5 Ways To Add Protein To Your Fruit Salad This BBQ Season
Ever since I was young, fruit salads were my favorite part of any barbecue or backyard bash. A huge bowl of fruit? Sign me up—no burgers needed here. As I've gotten older and become more conscious of making sure my diet stays balanced, fruit salads have remained a firm favorite, but now I try to think about ways to elevate the simple mix. By adding only one or two ingredients more than just fruit, you can take this classic side and turn it into a more complete dish.
Functional Nutrition Coaching
As someone who follows a primarily plant-based diet, protein is one of the macronutrients I've been taught to think about constantly—so that was the first thing I thought to add to my favorite one-note dish. Luckily, there are plenty of protein sources in the plant world—here are some of my favorites for upgrading a simple bowl of fruit to something centerpiece-worthy:

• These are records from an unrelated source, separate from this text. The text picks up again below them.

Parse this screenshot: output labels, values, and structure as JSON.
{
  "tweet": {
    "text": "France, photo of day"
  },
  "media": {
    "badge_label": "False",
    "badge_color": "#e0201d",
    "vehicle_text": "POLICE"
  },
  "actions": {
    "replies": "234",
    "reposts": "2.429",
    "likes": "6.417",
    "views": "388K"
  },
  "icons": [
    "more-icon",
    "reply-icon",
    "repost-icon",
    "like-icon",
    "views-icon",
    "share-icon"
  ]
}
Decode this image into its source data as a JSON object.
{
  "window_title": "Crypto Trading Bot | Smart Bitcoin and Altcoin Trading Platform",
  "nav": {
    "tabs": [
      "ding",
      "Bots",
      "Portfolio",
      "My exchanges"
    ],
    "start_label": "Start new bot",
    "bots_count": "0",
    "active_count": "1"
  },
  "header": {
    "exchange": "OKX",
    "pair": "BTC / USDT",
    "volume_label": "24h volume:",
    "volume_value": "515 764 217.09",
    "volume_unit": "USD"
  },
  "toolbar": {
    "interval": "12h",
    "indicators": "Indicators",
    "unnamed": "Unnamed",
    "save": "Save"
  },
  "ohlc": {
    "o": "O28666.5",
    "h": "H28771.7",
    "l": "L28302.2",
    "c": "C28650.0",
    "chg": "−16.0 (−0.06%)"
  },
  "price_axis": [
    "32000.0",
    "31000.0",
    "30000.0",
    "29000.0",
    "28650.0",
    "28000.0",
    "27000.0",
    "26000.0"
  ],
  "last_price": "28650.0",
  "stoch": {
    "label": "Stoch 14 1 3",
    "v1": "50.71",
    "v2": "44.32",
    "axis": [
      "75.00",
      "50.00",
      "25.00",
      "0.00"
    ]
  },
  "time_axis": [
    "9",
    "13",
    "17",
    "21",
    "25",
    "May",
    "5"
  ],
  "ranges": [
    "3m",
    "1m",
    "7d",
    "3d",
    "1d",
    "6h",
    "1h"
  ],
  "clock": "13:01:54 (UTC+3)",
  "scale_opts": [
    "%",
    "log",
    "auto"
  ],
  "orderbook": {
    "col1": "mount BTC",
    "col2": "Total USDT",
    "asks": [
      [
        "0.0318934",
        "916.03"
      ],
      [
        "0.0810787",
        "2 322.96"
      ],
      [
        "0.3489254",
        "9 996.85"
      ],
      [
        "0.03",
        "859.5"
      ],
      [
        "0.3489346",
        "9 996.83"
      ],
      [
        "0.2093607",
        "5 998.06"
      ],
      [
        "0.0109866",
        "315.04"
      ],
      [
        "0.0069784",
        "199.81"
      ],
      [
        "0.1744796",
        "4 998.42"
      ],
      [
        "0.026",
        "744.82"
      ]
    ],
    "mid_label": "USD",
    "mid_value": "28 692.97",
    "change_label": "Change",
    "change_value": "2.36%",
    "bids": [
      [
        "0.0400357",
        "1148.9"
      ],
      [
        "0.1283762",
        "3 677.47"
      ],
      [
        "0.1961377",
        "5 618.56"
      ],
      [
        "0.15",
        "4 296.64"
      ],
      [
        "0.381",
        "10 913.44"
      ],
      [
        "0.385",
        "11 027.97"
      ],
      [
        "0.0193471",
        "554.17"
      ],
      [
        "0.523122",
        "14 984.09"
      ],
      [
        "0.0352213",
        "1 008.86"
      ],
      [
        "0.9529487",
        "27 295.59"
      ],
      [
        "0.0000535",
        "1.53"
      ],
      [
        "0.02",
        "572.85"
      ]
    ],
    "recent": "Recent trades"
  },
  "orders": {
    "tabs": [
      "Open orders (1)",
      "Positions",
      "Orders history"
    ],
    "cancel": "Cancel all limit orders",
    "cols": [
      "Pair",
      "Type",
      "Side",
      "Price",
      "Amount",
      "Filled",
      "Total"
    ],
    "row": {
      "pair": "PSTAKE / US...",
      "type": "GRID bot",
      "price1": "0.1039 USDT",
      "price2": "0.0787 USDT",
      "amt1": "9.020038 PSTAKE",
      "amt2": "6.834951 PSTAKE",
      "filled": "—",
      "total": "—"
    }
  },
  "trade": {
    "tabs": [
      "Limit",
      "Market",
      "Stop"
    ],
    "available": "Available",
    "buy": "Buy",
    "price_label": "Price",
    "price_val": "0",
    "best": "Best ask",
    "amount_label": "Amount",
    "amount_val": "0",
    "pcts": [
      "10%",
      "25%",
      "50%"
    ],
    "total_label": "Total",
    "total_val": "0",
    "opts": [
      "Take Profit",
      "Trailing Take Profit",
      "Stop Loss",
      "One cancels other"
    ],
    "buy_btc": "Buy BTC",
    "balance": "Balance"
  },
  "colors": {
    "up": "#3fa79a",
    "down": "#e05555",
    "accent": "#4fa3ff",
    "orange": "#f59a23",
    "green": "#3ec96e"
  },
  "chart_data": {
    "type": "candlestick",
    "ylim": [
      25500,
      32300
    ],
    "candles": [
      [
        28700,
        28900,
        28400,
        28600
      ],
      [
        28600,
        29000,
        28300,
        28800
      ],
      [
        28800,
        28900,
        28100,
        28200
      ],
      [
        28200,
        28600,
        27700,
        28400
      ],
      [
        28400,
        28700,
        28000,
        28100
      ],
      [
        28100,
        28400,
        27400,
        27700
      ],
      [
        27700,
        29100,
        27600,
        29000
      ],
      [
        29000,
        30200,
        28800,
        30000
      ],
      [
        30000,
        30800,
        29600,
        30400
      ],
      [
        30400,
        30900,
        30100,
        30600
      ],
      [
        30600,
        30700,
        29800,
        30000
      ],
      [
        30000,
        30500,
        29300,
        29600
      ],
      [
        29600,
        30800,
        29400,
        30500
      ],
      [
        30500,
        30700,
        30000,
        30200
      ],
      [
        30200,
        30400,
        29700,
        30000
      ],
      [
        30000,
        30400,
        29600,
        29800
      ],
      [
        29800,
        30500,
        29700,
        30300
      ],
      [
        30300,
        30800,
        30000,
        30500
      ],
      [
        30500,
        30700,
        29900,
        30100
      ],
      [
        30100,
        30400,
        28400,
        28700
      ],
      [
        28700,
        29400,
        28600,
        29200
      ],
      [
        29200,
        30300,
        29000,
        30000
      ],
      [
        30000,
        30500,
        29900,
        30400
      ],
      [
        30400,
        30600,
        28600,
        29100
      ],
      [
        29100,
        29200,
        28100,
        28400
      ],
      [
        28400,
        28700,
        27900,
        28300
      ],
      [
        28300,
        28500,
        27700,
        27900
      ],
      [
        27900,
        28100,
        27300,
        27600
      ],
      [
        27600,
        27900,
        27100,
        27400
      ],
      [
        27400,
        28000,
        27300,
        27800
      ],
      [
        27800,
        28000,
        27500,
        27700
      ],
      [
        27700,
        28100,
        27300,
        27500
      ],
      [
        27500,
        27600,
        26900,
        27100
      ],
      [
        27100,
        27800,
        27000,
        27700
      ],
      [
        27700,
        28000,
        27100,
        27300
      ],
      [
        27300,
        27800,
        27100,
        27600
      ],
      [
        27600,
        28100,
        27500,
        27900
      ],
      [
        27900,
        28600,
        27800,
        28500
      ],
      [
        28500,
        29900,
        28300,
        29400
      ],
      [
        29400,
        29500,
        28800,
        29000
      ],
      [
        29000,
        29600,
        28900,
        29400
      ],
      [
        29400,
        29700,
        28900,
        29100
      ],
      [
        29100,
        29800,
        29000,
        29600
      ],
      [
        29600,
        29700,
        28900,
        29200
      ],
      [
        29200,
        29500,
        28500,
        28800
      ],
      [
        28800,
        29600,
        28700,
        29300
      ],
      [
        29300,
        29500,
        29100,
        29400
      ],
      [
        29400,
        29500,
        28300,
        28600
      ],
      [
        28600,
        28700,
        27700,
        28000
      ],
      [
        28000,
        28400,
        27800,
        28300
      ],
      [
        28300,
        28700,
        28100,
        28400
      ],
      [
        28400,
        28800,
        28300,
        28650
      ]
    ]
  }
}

Sure, you could go with any kind of nut, but pistachios are great because they're a complete protein. What does that mean? Simply that they contain significant levels of all nine essential amino acids. You're probably used to adding them to more savory salads or earthy desserts—which means they work perfectly atop fresh fruit, too. Other crunchy options like pumpkin seeds work as well but aren't quite as protein-forward.
There are a few cheeses out there that pair well with fruit, but feta is a personal favorite—especially with watermelon. Because it's one of the healthier cheese options, you only need a little bit of feta for a big impact. Its salty, briny flavor plays perfectly with fresh fruit, and it offers 4 grams of protein per 1-ounce serving. It's also getting easier and easier to find vegan cheeses, and feta-style options are pretty top-notch.
No, I'm not suggesting you serve your fruit salad atop a plain dollop of yogurt like you might at breakfast. Instead, take your cues from savory salad and loosen up some Greek or plant-based yogurt for a delicious dressing. It's a trick I learned from nutritionist and mbg Functional Nutrition Program instructor Jessica Cording, M.S., R.D., CDN, who uses "plain yogurt thinned out with water with different spices mixed in" as a dressing for lunches. For fruit salad, try adding a little citrus zest or spices that pair with fruit.
Getting creative with simple favorites can turn them into something new to love, and it's particularly fun when you can take a childhood favorite and transform it into something extra nutritious. And since we may actually be hosting or heading to get-togethers this summer, that's all the more reason to try out a new recipe.